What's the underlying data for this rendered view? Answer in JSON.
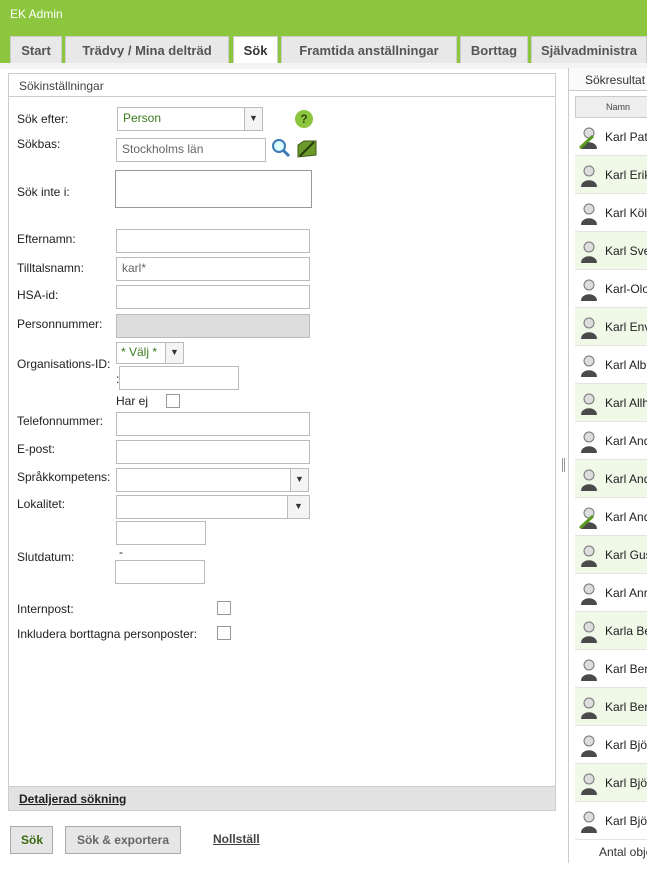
{
  "app": {
    "title": "EK Admin"
  },
  "tabs": [
    {
      "label": "Start"
    },
    {
      "label": "Trädvy / Mina delträd"
    },
    {
      "label": "Sök"
    },
    {
      "label": "Framtida anställningar"
    },
    {
      "label": "Borttag"
    },
    {
      "label": "Självadministra"
    }
  ],
  "search_panel": {
    "title": "Sökinställningar",
    "sok_efter_label": "Sök efter:",
    "sok_efter_value": "Person",
    "sokbas_label": "Sökbas:",
    "sokbas_value": "Stockholms län",
    "sok_inte_label": "Sök inte i:",
    "efternamn_label": "Efternamn:",
    "tilltalsnamn_label": "Tilltalsnamn:",
    "tilltalsnamn_value": "karl*",
    "hsaid_label": "HSA-id:",
    "personnummer_label": "Personnummer:",
    "orgid_label": "Organisations-ID:",
    "orgid_select": "* Välj *",
    "orgid_colon": ":",
    "har_ej_label": "Har ej",
    "telefon_label": "Telefonnummer:",
    "epost_label": "E-post:",
    "sprak_label": "Språkkompetens:",
    "lokalitet_label": "Lokalitet:",
    "slutdatum_label": "Slutdatum:",
    "slutdatum_dash": "-",
    "internpost_label": "Internpost:",
    "inkludera_label": "Inkludera borttagna personposter:",
    "detail_link": "Detaljerad sökning",
    "help_glyph": "?"
  },
  "buttons": {
    "sok": "Sök",
    "sok_exportera": "Sök & exportera",
    "nollstall": "Nollställ"
  },
  "results": {
    "title": "Sökresultat",
    "column_name": "Namn",
    "rows": [
      {
        "name": "Karl Pat",
        "icon": "person-edit-icon"
      },
      {
        "name": "Karl Erik",
        "icon": "person-icon"
      },
      {
        "name": "Karl Köl",
        "icon": "person-icon"
      },
      {
        "name": "Karl Sve",
        "icon": "person-icon"
      },
      {
        "name": "Karl-Olo",
        "icon": "person-icon"
      },
      {
        "name": "Karl Env",
        "icon": "person-icon"
      },
      {
        "name": "Karl Alb",
        "icon": "person-icon"
      },
      {
        "name": "Karl Allh",
        "icon": "person-icon"
      },
      {
        "name": "Karl And",
        "icon": "person-icon"
      },
      {
        "name": "Karl And",
        "icon": "person-icon"
      },
      {
        "name": "Karl And",
        "icon": "person-edit-icon"
      },
      {
        "name": "Karl Gus",
        "icon": "person-icon"
      },
      {
        "name": "Karl Anr",
        "icon": "person-icon"
      },
      {
        "name": "Karla Be",
        "icon": "person-icon"
      },
      {
        "name": "Karl Ben",
        "icon": "person-icon"
      },
      {
        "name": "Karl Ben",
        "icon": "person-icon"
      },
      {
        "name": "Karl Bjö",
        "icon": "person-icon"
      },
      {
        "name": "Karl Bjö",
        "icon": "person-icon"
      },
      {
        "name": "Karl Bjö",
        "icon": "person-icon"
      }
    ],
    "footer": "Antal obje"
  },
  "colors": {
    "brand": "#8cc63f",
    "row_alt": "#f0f8e8"
  }
}
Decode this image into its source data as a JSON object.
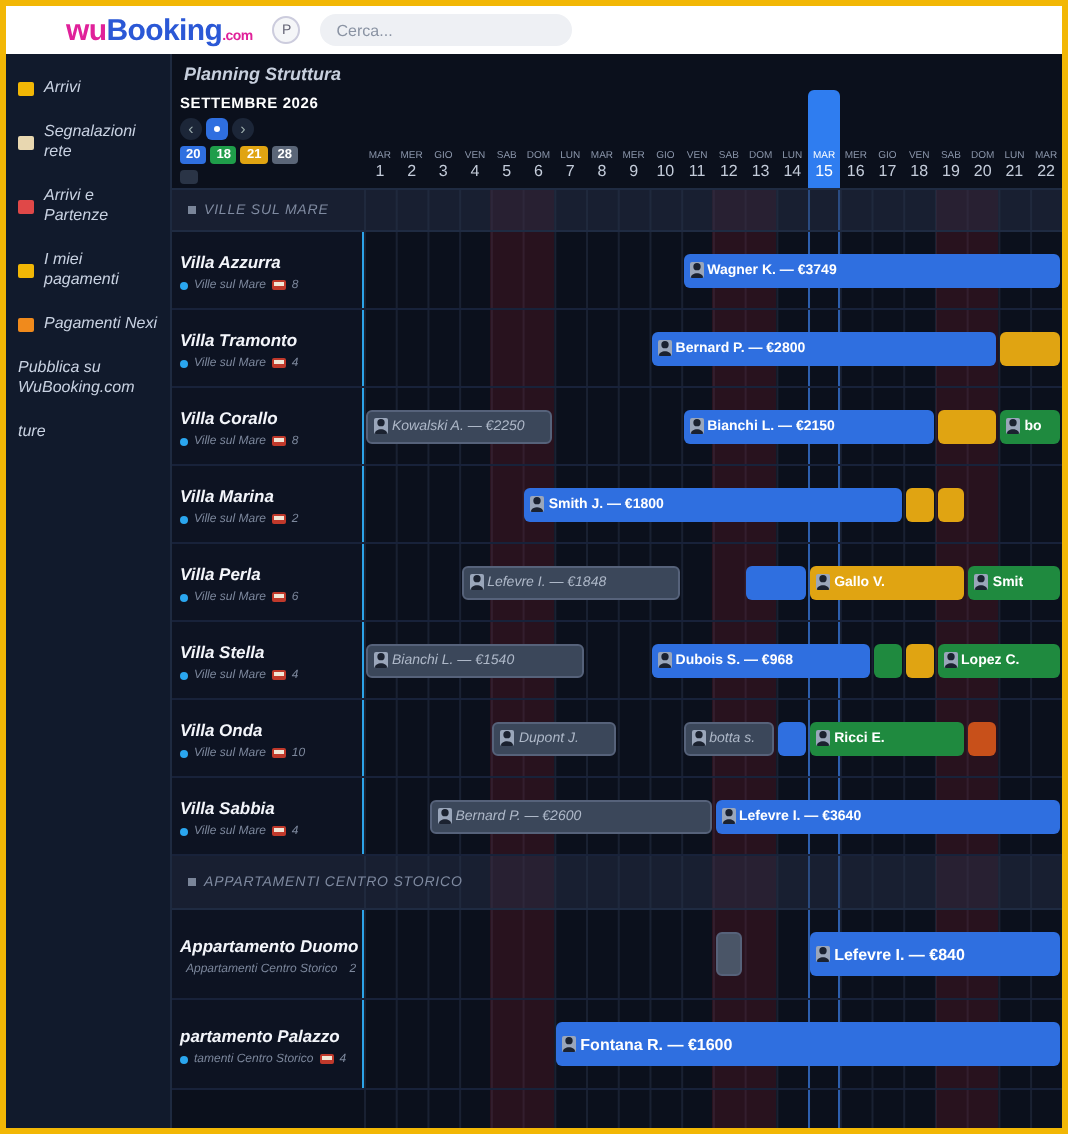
{
  "topbar": {
    "logo": {
      "prefix": "wu",
      "name": "Booking",
      "suffix": ".com"
    },
    "profile_button": "P",
    "search": {
      "placeholder": "Cerca..."
    }
  },
  "sidebar": {
    "items": [
      {
        "label": "Arrivi",
        "color": "#f2b705"
      },
      {
        "label": "Segnalazioni rete",
        "color": "#e8d7b0"
      },
      {
        "label": "Arrivi e Partenze",
        "color": "#e04848"
      },
      {
        "label": "I miei pagamenti",
        "color": "#f2b705"
      },
      {
        "label": "Pagamenti Nexi",
        "color": "#f08a1c"
      },
      {
        "label": "Pubblica su WuBooking.com"
      },
      {
        "label": "ture"
      }
    ]
  },
  "planner": {
    "title": "Planning Struttura",
    "month": "SETTEMBRE 2026",
    "nav": {
      "prev": "‹",
      "next": "›"
    },
    "badges": [
      {
        "label": "20",
        "color": "#2f6fe0"
      },
      {
        "label": "18",
        "color": "#1f9d4a"
      },
      {
        "label": "21",
        "color": "#e0a412"
      },
      {
        "label": "28",
        "color": "#5b6678"
      }
    ],
    "days": [
      {
        "weekday": "MAR",
        "day": "1",
        "weekend": false,
        "selected": false
      },
      {
        "weekday": "MER",
        "day": "2",
        "weekend": false,
        "selected": false
      },
      {
        "weekday": "GIO",
        "day": "3",
        "weekend": false,
        "selected": false
      },
      {
        "weekday": "VEN",
        "day": "4",
        "weekend": false,
        "selected": false
      },
      {
        "weekday": "SAB",
        "day": "5",
        "weekend": true,
        "selected": false
      },
      {
        "weekday": "DOM",
        "day": "6",
        "weekend": true,
        "selected": false
      },
      {
        "weekday": "LUN",
        "day": "7",
        "weekend": false,
        "selected": false
      },
      {
        "weekday": "MAR",
        "day": "8",
        "weekend": false,
        "selected": false
      },
      {
        "weekday": "MER",
        "day": "9",
        "weekend": false,
        "selected": false
      },
      {
        "weekday": "GIO",
        "day": "10",
        "weekend": false,
        "selected": false
      },
      {
        "weekday": "VEN",
        "day": "11",
        "weekend": false,
        "selected": false
      },
      {
        "weekday": "SAB",
        "day": "12",
        "weekend": true,
        "selected": false
      },
      {
        "weekday": "DOM",
        "day": "13",
        "weekend": true,
        "selected": false
      },
      {
        "weekday": "LUN",
        "day": "14",
        "weekend": false,
        "selected": false
      },
      {
        "weekday": "MAR",
        "day": "15",
        "weekend": false,
        "selected": true
      },
      {
        "weekday": "MER",
        "day": "16",
        "weekend": false,
        "selected": false
      },
      {
        "weekday": "GIO",
        "day": "17",
        "weekend": false,
        "selected": false
      },
      {
        "weekday": "VEN",
        "day": "18",
        "weekend": false,
        "selected": false
      },
      {
        "weekday": "SAB",
        "day": "19",
        "weekend": true,
        "selected": false
      },
      {
        "weekday": "DOM",
        "day": "20",
        "weekend": true,
        "selected": false
      },
      {
        "weekday": "LUN",
        "day": "21",
        "weekend": false,
        "selected": false
      },
      {
        "weekday": "MAR",
        "day": "22",
        "weekend": false,
        "selected": false
      }
    ],
    "groups": [
      {
        "label": "VILLE SUL MARE",
        "units": [
          {
            "name": "Villa Azzurra",
            "category": "Ville sul Mare",
            "beds": "8",
            "cells": [
              {
                "kind": "free"
              },
              {
                "kind": "free"
              },
              {
                "kind": "free"
              },
              {
                "kind": "free"
              },
              {
                "kind": "free"
              },
              {
                "kind": "free"
              },
              {
                "kind": "free"
              },
              {
                "kind": "free"
              },
              {
                "kind": "free"
              },
              {
                "kind": "free"
              },
              {
                "kind": "booking",
                "color": "#2f6fe0",
                "guest": "Wagner K. — €3749"
              },
              {
                "kind": "cont"
              },
              {
                "kind": "cont"
              },
              {
                "kind": "cont"
              },
              {
                "kind": "cont"
              },
              {
                "kind": "cont"
              },
              {
                "kind": "cont"
              },
              {
                "kind": "cont"
              },
              {
                "kind": "cont"
              },
              {
                "kind": "cont"
              },
              {
                "kind": "cont"
              },
              {
                "kind": "cont"
              }
            ]
          },
          {
            "name": "Villa Tramonto",
            "category": "Ville sul Mare",
            "beds": "4",
            "cells": [
              {
                "kind": "free"
              },
              {
                "kind": "free"
              },
              {
                "kind": "free"
              },
              {
                "kind": "free"
              },
              {
                "kind": "free"
              },
              {
                "kind": "free"
              },
              {
                "kind": "free"
              },
              {
                "kind": "free"
              },
              {
                "kind": "free"
              },
              {
                "kind": "booking",
                "color": "#2f6fe0",
                "guest": "Bernard P. — €2800"
              },
              {
                "kind": "cont"
              },
              {
                "kind": "cont"
              },
              {
                "kind": "cont"
              },
              {
                "kind": "cont"
              },
              {
                "kind": "cont"
              },
              {
                "kind": "cont"
              },
              {
                "kind": "cont"
              },
              {
                "kind": "cont"
              },
              {
                "kind": "cont"
              },
              {
                "kind": "cont"
              },
              {
                "kind": "booking",
                "color": "#e0a412"
              },
              {
                "kind": "cont"
              }
            ]
          },
          {
            "name": "Villa Corallo",
            "category": "Ville sul Mare",
            "beds": "8",
            "cells": [
              {
                "kind": "option",
                "color": "#3b475a",
                "guest": "Kowalski A. — €2250"
              },
              {
                "kind": "cont"
              },
              {
                "kind": "cont"
              },
              {
                "kind": "cont"
              },
              {
                "kind": "cont"
              },
              {
                "kind": "cont"
              },
              {
                "kind": "free"
              },
              {
                "kind": "free"
              },
              {
                "kind": "free"
              },
              {
                "kind": "free"
              },
              {
                "kind": "booking",
                "color": "#2f6fe0",
                "guest": "Bianchi L. — €2150"
              },
              {
                "kind": "cont"
              },
              {
                "kind": "cont"
              },
              {
                "kind": "cont"
              },
              {
                "kind": "cont"
              },
              {
                "kind": "cont"
              },
              {
                "kind": "cont"
              },
              {
                "kind": "cont"
              },
              {
                "kind": "booking",
                "color": "#e0a412"
              },
              {
                "kind": "cont"
              },
              {
                "kind": "booking",
                "color": "#1f8a3f",
                "guest": "bo"
              },
              {
                "kind": "cont"
              }
            ]
          },
          {
            "name": "Villa Marina",
            "category": "Ville sul Mare",
            "beds": "2",
            "cells": [
              {
                "kind": "free"
              },
              {
                "kind": "free"
              },
              {
                "kind": "free"
              },
              {
                "kind": "free"
              },
              {
                "kind": "free"
              },
              {
                "kind": "booking",
                "color": "#2f6fe0",
                "guest": "Smith J. — €1800"
              },
              {
                "kind": "cont"
              },
              {
                "kind": "cont"
              },
              {
                "kind": "cont"
              },
              {
                "kind": "cont"
              },
              {
                "kind": "cont"
              },
              {
                "kind": "cont"
              },
              {
                "kind": "cont"
              },
              {
                "kind": "cont"
              },
              {
                "kind": "cont"
              },
              {
                "kind": "cont"
              },
              {
                "kind": "cont"
              },
              {
                "kind": "booking",
                "color": "#e0a412"
              },
              {
                "kind": "booking",
                "color": "#e0a412"
              },
              {
                "kind": "free"
              },
              {
                "kind": "free"
              },
              {
                "kind": "free"
              }
            ]
          },
          {
            "name": "Villa Perla",
            "category": "Ville sul Mare",
            "beds": "6",
            "cells": [
              {
                "kind": "free"
              },
              {
                "kind": "free"
              },
              {
                "kind": "free"
              },
              {
                "kind": "option",
                "color": "#3b475a",
                "guest": "Lefevre I. — €1848"
              },
              {
                "kind": "cont"
              },
              {
                "kind": "cont"
              },
              {
                "kind": "cont"
              },
              {
                "kind": "cont"
              },
              {
                "kind": "cont"
              },
              {
                "kind": "cont"
              },
              {
                "kind": "free"
              },
              {
                "kind": "free"
              },
              {
                "kind": "booking",
                "color": "#2f6fe0"
              },
              {
                "kind": "cont"
              },
              {
                "kind": "booking",
                "color": "#e0a412",
                "guest": "Gallo V."
              },
              {
                "kind": "cont"
              },
              {
                "kind": "cont"
              },
              {
                "kind": "cont"
              },
              {
                "kind": "cont"
              },
              {
                "kind": "booking",
                "color": "#1f8a3f",
                "guest": "Smit"
              },
              {
                "kind": "cont"
              },
              {
                "kind": "cont"
              }
            ]
          },
          {
            "name": "Villa Stella",
            "category": "Ville sul Mare",
            "beds": "4",
            "cells": [
              {
                "kind": "option",
                "color": "#3b475a",
                "guest": "Bianchi L. — €1540"
              },
              {
                "kind": "cont"
              },
              {
                "kind": "cont"
              },
              {
                "kind": "cont"
              },
              {
                "kind": "cont"
              },
              {
                "kind": "cont"
              },
              {
                "kind": "cont"
              },
              {
                "kind": "free"
              },
              {
                "kind": "free"
              },
              {
                "kind": "booking",
                "color": "#2f6fe0",
                "guest": "Dubois S. — €968"
              },
              {
                "kind": "cont"
              },
              {
                "kind": "cont"
              },
              {
                "kind": "cont"
              },
              {
                "kind": "cont"
              },
              {
                "kind": "cont"
              },
              {
                "kind": "cont"
              },
              {
                "kind": "booking",
                "color": "#1f8a3f"
              },
              {
                "kind": "booking",
                "color": "#e0a412"
              },
              {
                "kind": "booking",
                "color": "#1f8a3f",
                "guest": "Lopez C."
              },
              {
                "kind": "cont"
              },
              {
                "kind": "cont"
              },
              {
                "kind": "cont"
              }
            ]
          },
          {
            "name": "Villa Onda",
            "category": "Ville sul Mare",
            "beds": "10",
            "cells": [
              {
                "kind": "free"
              },
              {
                "kind": "free"
              },
              {
                "kind": "free"
              },
              {
                "kind": "free"
              },
              {
                "kind": "option",
                "color": "#3b475a",
                "guest": "Dupont J."
              },
              {
                "kind": "cont"
              },
              {
                "kind": "cont"
              },
              {
                "kind": "cont"
              },
              {
                "kind": "free"
              },
              {
                "kind": "free"
              },
              {
                "kind": "option",
                "color": "#3b475a",
                "guest": "botta s."
              },
              {
                "kind": "cont"
              },
              {
                "kind": "cont"
              },
              {
                "kind": "booking",
                "color": "#2f6fe0"
              },
              {
                "kind": "booking",
                "color": "#1f8a3f",
                "guest": "Ricci E."
              },
              {
                "kind": "cont"
              },
              {
                "kind": "cont"
              },
              {
                "kind": "cont"
              },
              {
                "kind": "cont"
              },
              {
                "kind": "booking",
                "color": "#c8501a"
              },
              {
                "kind": "free"
              },
              {
                "kind": "free"
              }
            ]
          },
          {
            "name": "Villa Sabbia",
            "category": "Ville sul Mare",
            "beds": "4",
            "cells": [
              {
                "kind": "free"
              },
              {
                "kind": "free"
              },
              {
                "kind": "option",
                "color": "#3b475a",
                "guest": "Bernard P. — €2600"
              },
              {
                "kind": "cont"
              },
              {
                "kind": "cont"
              },
              {
                "kind": "cont"
              },
              {
                "kind": "cont"
              },
              {
                "kind": "cont"
              },
              {
                "kind": "cont"
              },
              {
                "kind": "cont"
              },
              {
                "kind": "cont"
              },
              {
                "kind": "booking",
                "color": "#2f6fe0",
                "guest": "Lefevre I. — €3640"
              },
              {
                "kind": "cont"
              },
              {
                "kind": "cont"
              },
              {
                "kind": "cont"
              },
              {
                "kind": "cont"
              },
              {
                "kind": "cont"
              },
              {
                "kind": "cont"
              },
              {
                "kind": "cont"
              },
              {
                "kind": "cont"
              },
              {
                "kind": "cont"
              },
              {
                "kind": "cont"
              }
            ]
          }
        ]
      },
      {
        "label": "APPARTAMENTI CENTRO STORICO",
        "units": [
          {
            "name": "Appartamento Duomo",
            "category": "Appartamenti Centro Storico",
            "beds": "2",
            "cells": [
              {
                "kind": "free"
              },
              {
                "kind": "free"
              },
              {
                "kind": "free"
              },
              {
                "kind": "free"
              },
              {
                "kind": "free"
              },
              {
                "kind": "free"
              },
              {
                "kind": "free"
              },
              {
                "kind": "free"
              },
              {
                "kind": "free"
              },
              {
                "kind": "free"
              },
              {
                "kind": "free"
              },
              {
                "kind": "option",
                "color": "#4a5567"
              },
              {
                "kind": "free"
              },
              {
                "kind": "free"
              },
              {
                "kind": "booking",
                "color": "#2f6fe0",
                "guest": "Lefevre I. — €840"
              },
              {
                "kind": "cont"
              },
              {
                "kind": "cont"
              },
              {
                "kind": "cont"
              },
              {
                "kind": "cont"
              },
              {
                "kind": "cont"
              },
              {
                "kind": "cont"
              },
              {
                "kind": "cont"
              }
            ]
          },
          {
            "name": "partamento Palazzo",
            "category": "tamenti Centro Storico",
            "beds": "4",
            "cells": [
              {
                "kind": "free"
              },
              {
                "kind": "free"
              },
              {
                "kind": "free"
              },
              {
                "kind": "free"
              },
              {
                "kind": "free"
              },
              {
                "kind": "free"
              },
              {
                "kind": "booking",
                "color": "#2f6fe0",
                "guest": "Fontana R. — €1600"
              },
              {
                "kind": "cont"
              },
              {
                "kind": "cont"
              },
              {
                "kind": "cont"
              },
              {
                "kind": "cont"
              },
              {
                "kind": "cont"
              },
              {
                "kind": "cont"
              },
              {
                "kind": "cont"
              },
              {
                "kind": "cont"
              },
              {
                "kind": "cont"
              },
              {
                "kind": "cont"
              },
              {
                "kind": "cont"
              },
              {
                "kind": "cont"
              },
              {
                "kind": "cont"
              },
              {
                "kind": "cont"
              },
              {
                "kind": "cont"
              }
            ]
          }
        ]
      }
    ]
  }
}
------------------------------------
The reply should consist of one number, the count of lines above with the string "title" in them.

4